Matting and felting. This is interlocking and tangling of a soft nap fabric. This causes a change in the appearance and feel of the fabric.
Flat yarn abrasion. This discoloration is produced when the yarn is abraded and flattened, producing a change in light reflection. Usually, this is the result of excessive mechanical action and pressure.
Fabric and yarn construction
Fiber blends. Manufacturers often blend different fibers in the yarn. The stronger fibers abrade or break the weaker fibers, causing pilling.
This frequently occurs with blends of rayon and polyester, cotton and wool.
Short staple fibers. This is used in yarn construction. The short fibers in the yarn break away from the yarn, producing pilling.
Loosely twisted filament fibers. A high-twist yarn produces a stronger, more durable yarn. Loosely twisted filament yarns are subject to chafing and damage. This can occur on silk, rayon, polyester and acetate.
Satin weaves. A satin weave is lustrous because loosely twisted filament yarns travel over several yarns before being interlaced into other yarns. The floating yarns on the surface of the fabric are subject to yarn abrasion and chafing.
Soft textured fabrics. This includes a soft texture in both woven and knitted fabrics. These fabrics are subject to pilling and matting.
When accepting garments, examine the texture of the garment carefully for pilling, matting and chafing. Pay attention to the collar, cuffs, pockets, waistline and underarms. Hold the garment at an angle to detect any chafing of the fiber or change in texture. Inform customers of any fabric change that might be accentuated.
To avoid surface texture problems, garments should be classified according to type of fabric and color.

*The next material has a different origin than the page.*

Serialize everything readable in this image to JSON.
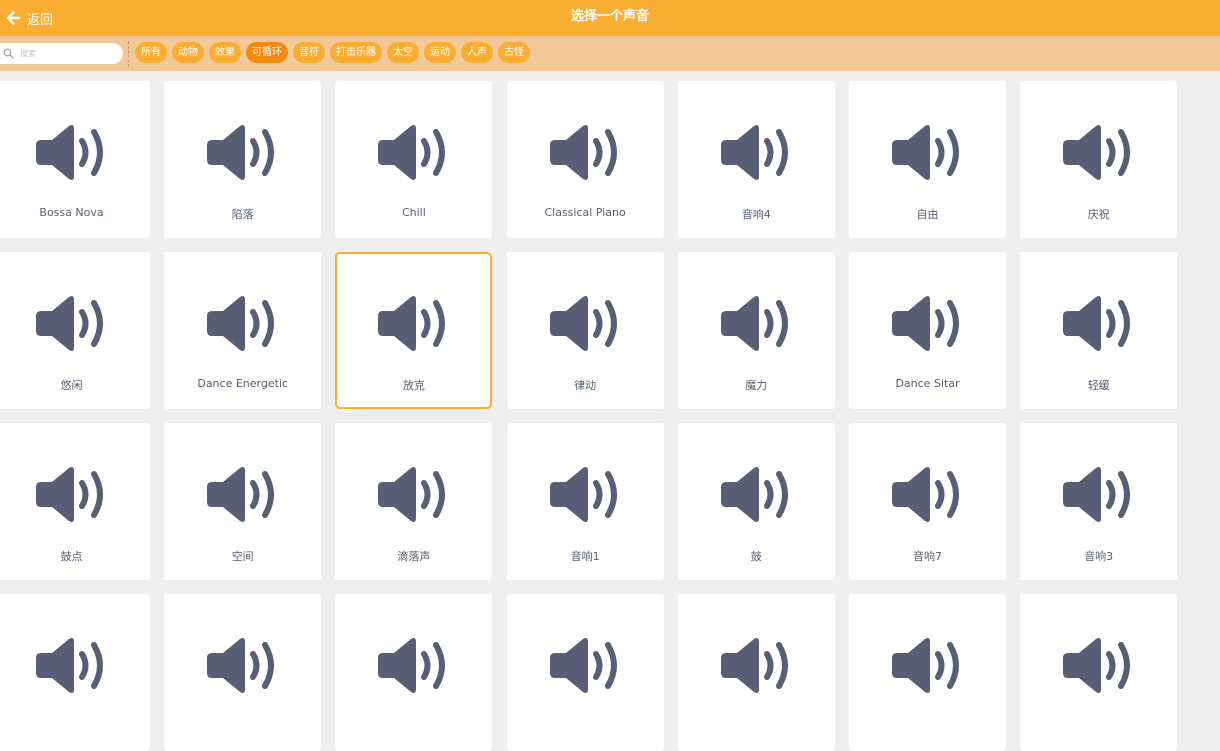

Fabrics that require shorter drycleaning runs are silks and silk-like fabrics, soft wools and wool- like fabrics.
Use a net bag for loose knits.
A satin weave fabric should be turned inside out and handled like a silk.
When spotting silk and silk-like fabrics, use a special padded silk brush or wrap a cheesecloth around a bristle brush.
When spotting soft textured fabrics, brush with a silk brush or angle a bristle brush using the outside of the bristles.
Avoid the use of spatulas with a silk-like appearance and satin weaves.
Keep the steam gun at least three to five inches from the fabric and also use the air for drying at the same safe distance.
Use an ample amount of dryside or wetside lubricants to reduce friction on these spotted areas. Apply leveling agents to a wet area and allow to dry. Do not dryclean fabrics in a wet or damp condition.  
Correction procedures
Pilling. There are many corrective tools that can be obtained from a supply distributor. These include special brushes and electric razors.
A pumice stone is effective in removing pilling and can be obtained from your distributor or a drug store.
Hang the garment from a sturdy hanger and hold taut when applying these aids.
Use the air from the spotting gun to blow away the loosened pills.
A localized pilled area can be corrected with a safety razor. Extreme caution must be observed.
Matting. Use a carding brush.
Chafing (light areas). On silk-like and satin fabrics, this can sometimes be corrected by using an oil pad or a dye pad with a matching color.
Dan Eisen is the former chief garment analyst for the Neighborh